AIM OF THE EXERCISE:
What is the number of lines in these records with "posted" in them? Answer with that number only.

[Entries from a dataset of interfaces]
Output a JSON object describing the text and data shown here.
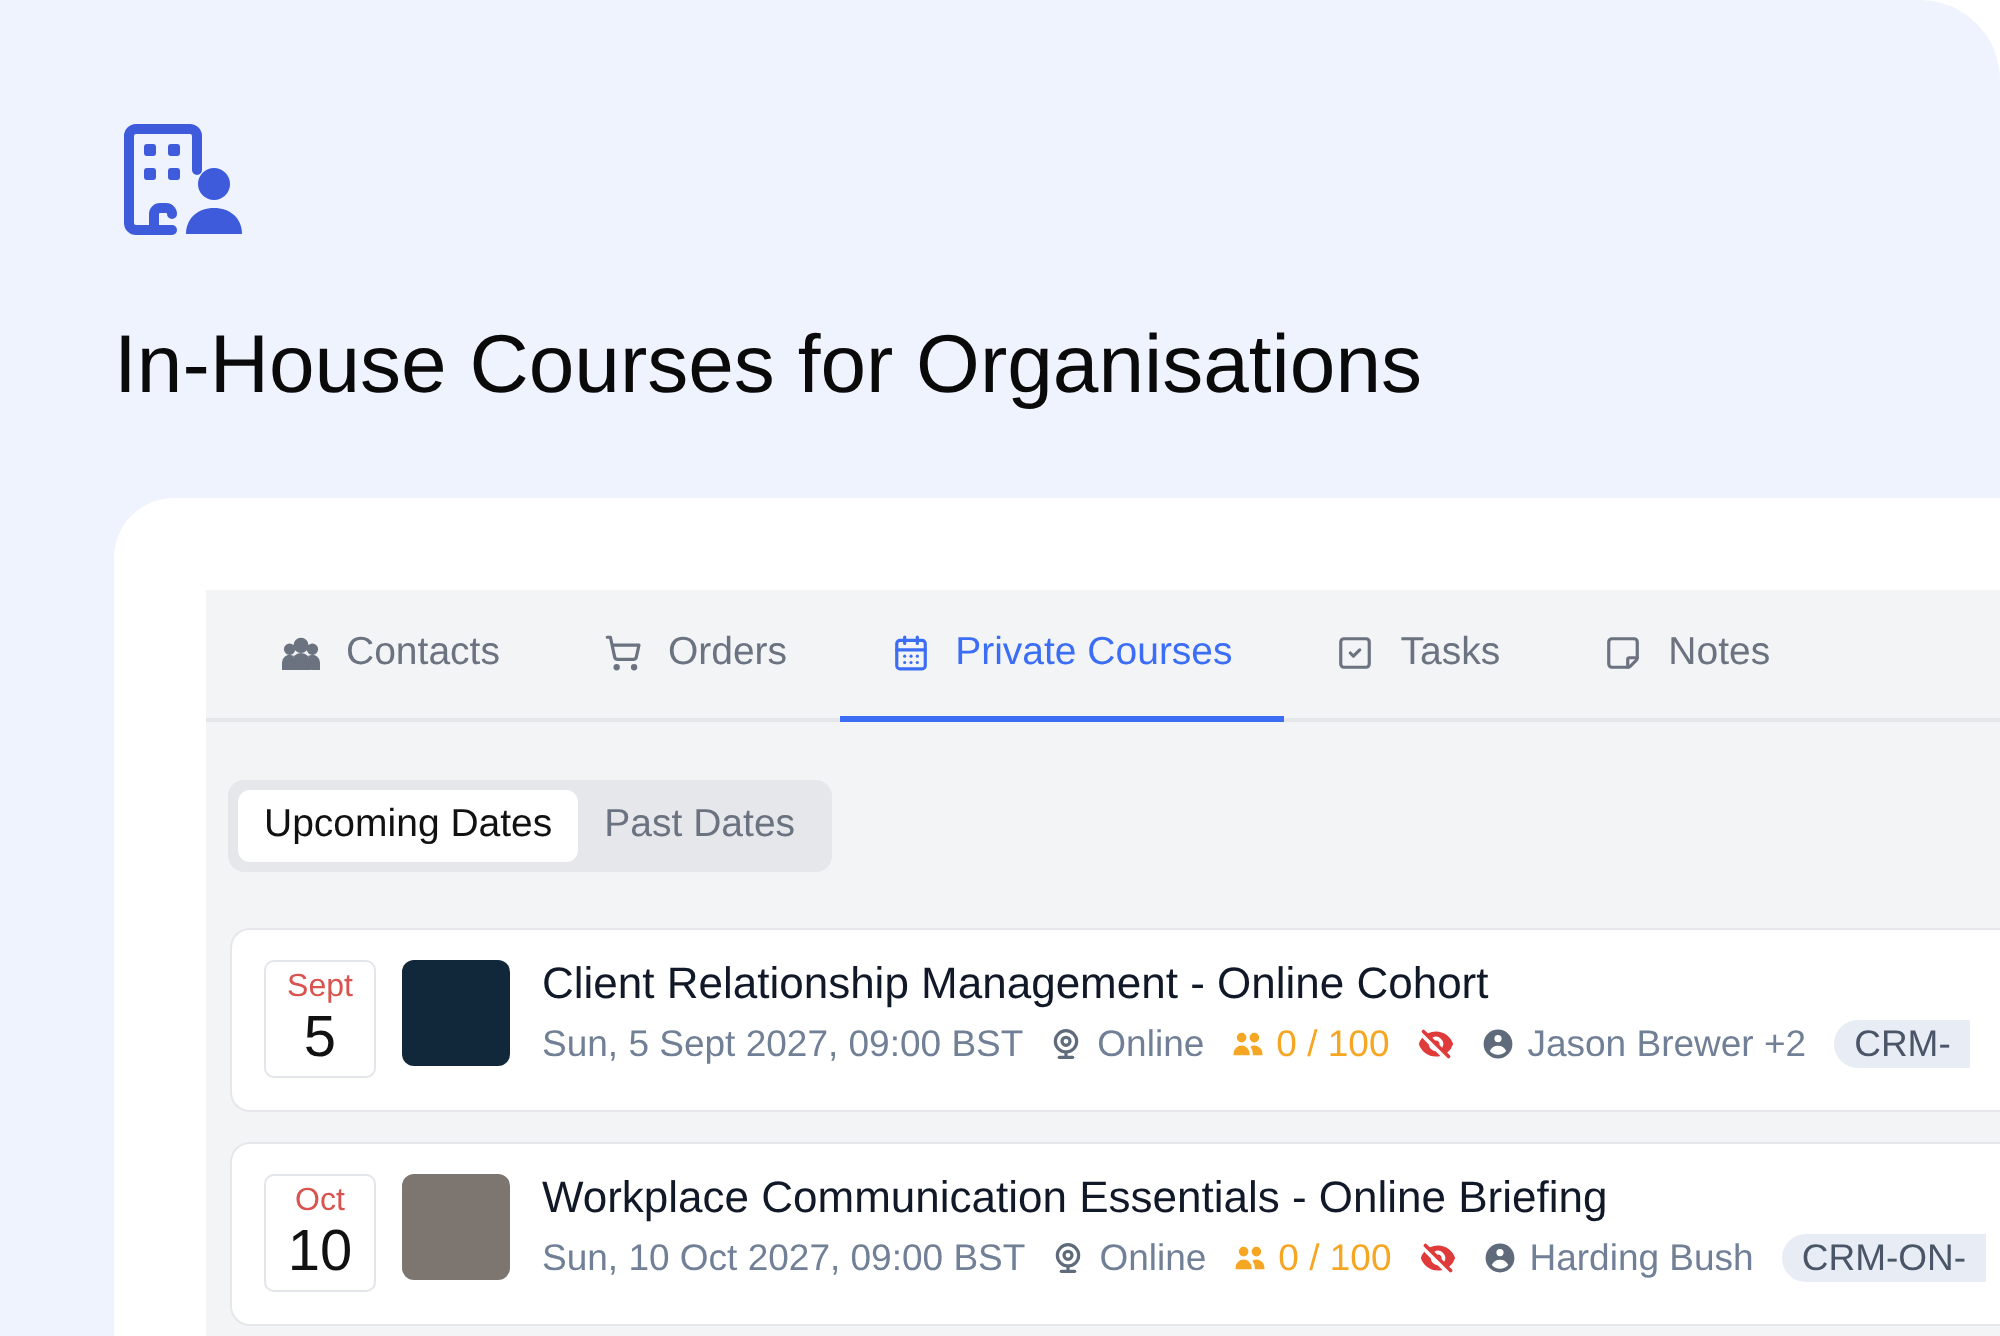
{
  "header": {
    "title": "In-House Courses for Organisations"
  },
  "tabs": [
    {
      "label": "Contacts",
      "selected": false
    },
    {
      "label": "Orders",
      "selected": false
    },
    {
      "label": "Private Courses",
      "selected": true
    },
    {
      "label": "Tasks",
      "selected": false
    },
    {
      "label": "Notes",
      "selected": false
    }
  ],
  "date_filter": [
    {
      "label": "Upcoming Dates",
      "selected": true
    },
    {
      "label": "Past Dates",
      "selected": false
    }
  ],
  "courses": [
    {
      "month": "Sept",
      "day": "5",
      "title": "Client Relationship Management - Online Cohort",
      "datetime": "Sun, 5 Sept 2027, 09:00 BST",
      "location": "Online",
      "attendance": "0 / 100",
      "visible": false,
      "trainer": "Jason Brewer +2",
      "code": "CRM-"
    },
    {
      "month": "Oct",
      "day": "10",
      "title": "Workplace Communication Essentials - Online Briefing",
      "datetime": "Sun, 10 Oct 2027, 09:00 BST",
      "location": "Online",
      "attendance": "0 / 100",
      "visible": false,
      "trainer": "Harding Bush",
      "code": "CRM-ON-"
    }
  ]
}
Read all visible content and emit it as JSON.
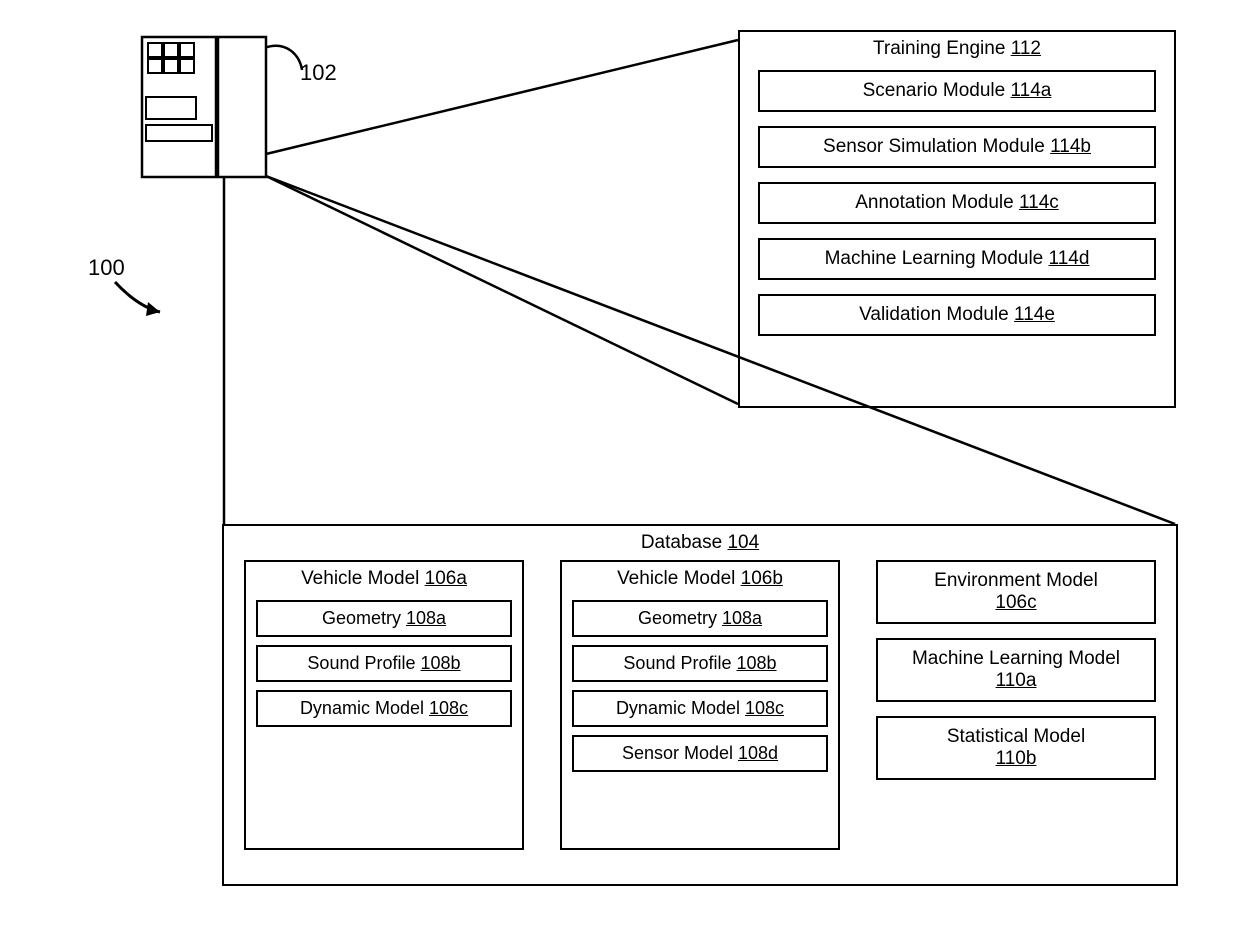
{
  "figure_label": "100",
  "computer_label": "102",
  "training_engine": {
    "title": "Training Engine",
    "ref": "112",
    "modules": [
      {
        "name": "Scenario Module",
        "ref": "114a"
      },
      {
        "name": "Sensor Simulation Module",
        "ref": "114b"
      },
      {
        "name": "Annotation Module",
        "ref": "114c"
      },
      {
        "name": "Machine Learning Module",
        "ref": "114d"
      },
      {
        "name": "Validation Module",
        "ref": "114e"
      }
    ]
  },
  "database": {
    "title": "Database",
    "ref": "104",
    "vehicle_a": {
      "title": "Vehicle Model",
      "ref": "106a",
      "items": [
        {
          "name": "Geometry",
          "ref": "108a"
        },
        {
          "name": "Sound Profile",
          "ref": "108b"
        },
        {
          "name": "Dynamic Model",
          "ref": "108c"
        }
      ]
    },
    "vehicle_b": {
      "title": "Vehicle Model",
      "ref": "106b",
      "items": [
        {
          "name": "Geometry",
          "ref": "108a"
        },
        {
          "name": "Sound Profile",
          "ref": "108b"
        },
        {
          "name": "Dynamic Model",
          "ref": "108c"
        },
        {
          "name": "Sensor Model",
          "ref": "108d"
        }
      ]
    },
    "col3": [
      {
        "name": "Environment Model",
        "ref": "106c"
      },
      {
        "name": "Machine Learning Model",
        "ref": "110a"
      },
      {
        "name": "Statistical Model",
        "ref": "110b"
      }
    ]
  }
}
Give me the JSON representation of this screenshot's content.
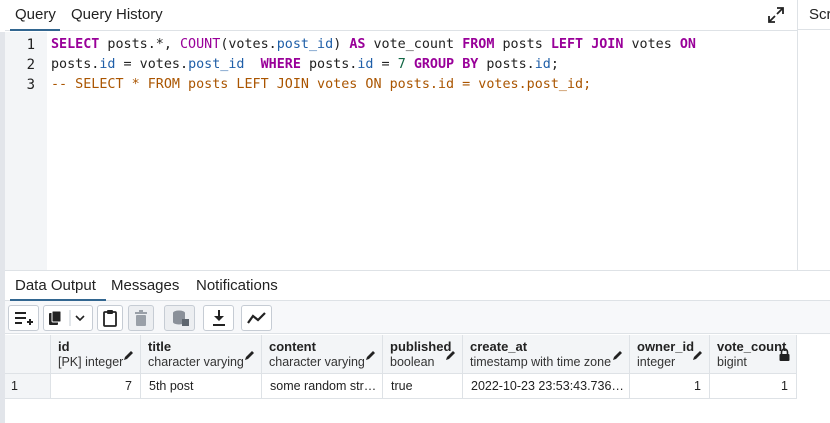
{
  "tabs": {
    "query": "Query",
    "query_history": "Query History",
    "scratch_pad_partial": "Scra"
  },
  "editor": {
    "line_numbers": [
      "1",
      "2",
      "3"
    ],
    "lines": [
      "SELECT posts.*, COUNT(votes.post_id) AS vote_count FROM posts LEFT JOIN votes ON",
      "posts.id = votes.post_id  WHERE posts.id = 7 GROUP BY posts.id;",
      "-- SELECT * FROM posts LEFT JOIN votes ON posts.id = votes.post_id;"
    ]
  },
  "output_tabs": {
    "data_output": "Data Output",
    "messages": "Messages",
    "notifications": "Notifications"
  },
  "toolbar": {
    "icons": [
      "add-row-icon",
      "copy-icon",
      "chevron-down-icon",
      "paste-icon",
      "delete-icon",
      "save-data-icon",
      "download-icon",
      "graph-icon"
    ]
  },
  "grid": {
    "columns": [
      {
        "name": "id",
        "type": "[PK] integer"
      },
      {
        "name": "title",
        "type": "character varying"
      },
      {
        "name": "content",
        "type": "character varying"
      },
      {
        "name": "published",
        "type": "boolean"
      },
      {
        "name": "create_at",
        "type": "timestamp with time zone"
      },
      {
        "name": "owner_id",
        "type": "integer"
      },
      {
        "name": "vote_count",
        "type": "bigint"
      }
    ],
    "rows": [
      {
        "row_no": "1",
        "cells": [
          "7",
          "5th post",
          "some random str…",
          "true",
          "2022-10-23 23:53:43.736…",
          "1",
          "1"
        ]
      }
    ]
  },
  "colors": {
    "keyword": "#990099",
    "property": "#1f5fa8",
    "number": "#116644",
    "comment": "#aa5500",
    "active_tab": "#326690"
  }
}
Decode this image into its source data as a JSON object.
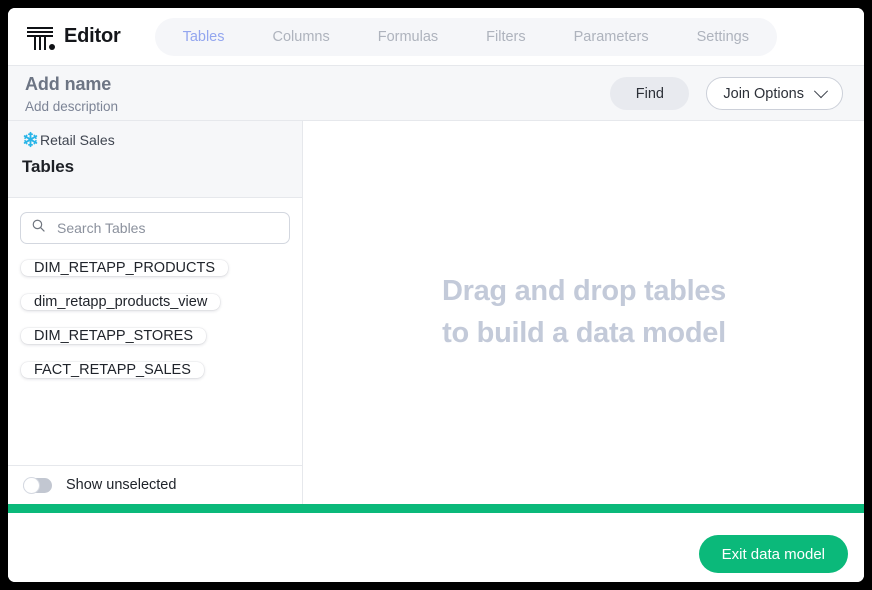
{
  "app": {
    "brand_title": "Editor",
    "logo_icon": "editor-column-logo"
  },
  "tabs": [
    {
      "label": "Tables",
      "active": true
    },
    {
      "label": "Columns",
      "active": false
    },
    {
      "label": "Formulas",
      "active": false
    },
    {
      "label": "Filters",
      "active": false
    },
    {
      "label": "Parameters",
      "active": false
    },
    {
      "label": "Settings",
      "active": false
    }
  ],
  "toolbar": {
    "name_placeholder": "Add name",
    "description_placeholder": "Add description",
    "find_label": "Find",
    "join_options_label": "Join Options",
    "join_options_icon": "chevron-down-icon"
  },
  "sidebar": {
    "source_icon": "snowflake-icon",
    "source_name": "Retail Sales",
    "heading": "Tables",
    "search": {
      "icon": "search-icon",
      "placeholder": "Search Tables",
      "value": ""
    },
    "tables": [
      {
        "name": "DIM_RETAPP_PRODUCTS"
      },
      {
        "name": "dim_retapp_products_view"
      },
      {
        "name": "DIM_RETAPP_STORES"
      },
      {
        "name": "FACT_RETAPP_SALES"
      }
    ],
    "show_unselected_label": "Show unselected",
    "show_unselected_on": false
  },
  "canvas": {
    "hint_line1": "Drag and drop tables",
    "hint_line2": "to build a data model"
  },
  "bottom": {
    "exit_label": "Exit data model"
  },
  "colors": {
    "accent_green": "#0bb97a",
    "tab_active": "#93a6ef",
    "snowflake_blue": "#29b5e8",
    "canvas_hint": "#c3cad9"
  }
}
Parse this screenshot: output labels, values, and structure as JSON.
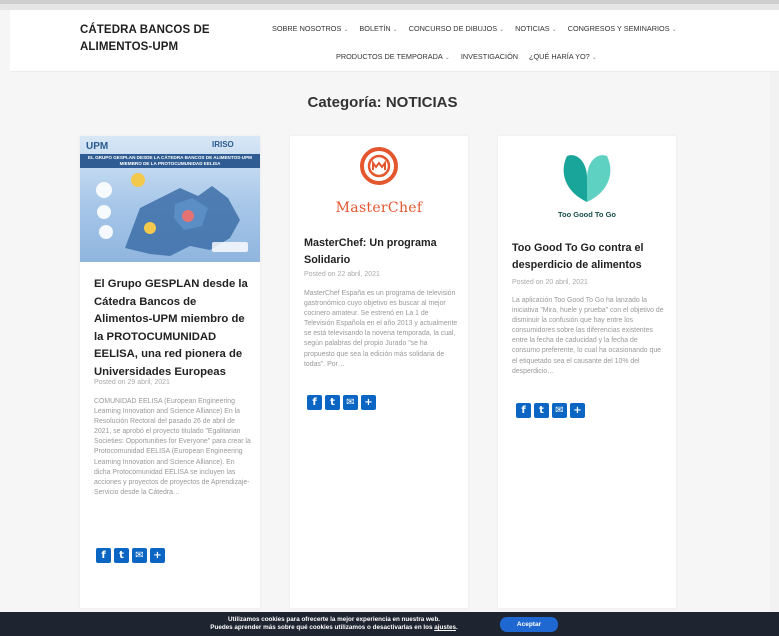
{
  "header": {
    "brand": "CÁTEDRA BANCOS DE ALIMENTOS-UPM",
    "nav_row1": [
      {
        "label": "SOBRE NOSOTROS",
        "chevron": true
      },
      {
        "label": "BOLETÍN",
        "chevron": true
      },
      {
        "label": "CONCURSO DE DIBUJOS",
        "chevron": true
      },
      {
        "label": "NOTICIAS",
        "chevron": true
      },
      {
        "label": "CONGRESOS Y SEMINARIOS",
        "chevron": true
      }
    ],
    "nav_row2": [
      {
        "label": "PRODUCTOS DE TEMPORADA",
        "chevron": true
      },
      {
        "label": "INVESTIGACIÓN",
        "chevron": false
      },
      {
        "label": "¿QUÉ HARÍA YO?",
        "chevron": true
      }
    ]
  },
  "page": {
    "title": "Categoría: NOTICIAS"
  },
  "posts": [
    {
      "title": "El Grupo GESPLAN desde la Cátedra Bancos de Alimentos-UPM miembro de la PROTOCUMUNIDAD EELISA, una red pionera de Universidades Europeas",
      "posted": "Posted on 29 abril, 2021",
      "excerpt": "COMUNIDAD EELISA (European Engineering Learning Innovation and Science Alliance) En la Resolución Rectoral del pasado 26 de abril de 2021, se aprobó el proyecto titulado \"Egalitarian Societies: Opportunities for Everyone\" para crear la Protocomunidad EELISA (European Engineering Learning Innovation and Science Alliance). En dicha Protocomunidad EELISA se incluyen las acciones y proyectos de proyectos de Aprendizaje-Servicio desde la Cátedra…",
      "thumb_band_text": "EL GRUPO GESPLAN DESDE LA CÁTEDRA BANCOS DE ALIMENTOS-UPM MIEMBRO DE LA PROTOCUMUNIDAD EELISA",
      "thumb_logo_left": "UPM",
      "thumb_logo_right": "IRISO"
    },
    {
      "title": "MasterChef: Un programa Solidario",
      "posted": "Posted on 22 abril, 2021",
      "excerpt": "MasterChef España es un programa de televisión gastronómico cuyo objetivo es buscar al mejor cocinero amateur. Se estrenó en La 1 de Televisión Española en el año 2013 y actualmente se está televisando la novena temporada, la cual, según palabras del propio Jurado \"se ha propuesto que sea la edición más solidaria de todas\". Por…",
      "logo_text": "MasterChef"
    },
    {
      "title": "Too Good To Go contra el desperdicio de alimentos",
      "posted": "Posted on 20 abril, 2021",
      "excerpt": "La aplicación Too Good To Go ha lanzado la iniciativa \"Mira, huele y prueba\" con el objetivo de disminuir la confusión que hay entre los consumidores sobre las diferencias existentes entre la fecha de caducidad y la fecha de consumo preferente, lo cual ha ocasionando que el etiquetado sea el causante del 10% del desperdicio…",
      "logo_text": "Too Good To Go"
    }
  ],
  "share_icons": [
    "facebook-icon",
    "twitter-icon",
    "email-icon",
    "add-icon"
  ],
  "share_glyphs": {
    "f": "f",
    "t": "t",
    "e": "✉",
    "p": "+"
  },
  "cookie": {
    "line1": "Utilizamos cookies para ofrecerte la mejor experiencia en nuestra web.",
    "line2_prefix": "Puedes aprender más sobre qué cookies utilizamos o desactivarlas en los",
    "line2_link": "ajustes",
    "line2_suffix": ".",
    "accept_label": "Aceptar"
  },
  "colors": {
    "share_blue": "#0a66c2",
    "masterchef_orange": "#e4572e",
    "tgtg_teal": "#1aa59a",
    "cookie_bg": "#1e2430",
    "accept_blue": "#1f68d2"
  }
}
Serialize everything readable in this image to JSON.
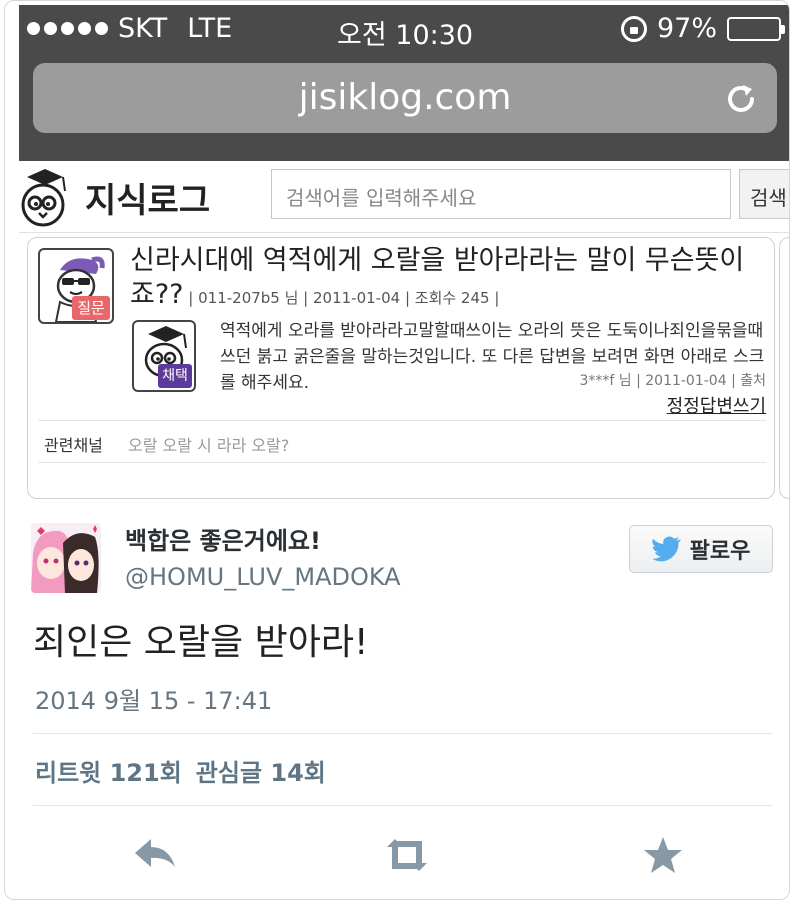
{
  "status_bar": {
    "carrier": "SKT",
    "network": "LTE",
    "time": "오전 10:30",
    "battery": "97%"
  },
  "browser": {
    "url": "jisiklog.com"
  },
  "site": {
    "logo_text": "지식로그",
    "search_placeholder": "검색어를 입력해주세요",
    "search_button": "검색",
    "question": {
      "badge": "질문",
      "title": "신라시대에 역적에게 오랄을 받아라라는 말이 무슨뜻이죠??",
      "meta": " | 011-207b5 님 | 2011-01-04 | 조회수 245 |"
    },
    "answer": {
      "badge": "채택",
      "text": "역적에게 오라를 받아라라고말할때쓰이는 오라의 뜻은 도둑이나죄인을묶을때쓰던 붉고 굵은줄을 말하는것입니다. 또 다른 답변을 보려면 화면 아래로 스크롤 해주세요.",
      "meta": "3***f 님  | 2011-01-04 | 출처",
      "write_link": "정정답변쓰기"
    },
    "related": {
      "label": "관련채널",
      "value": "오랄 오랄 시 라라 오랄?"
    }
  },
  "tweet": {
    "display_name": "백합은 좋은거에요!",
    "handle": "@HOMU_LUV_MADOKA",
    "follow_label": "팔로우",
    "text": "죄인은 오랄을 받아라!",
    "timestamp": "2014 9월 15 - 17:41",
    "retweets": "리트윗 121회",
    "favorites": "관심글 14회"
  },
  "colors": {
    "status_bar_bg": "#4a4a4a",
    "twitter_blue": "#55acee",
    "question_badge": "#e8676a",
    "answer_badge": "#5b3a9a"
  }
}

SOLUTION FOR THIS EXERCISE:
3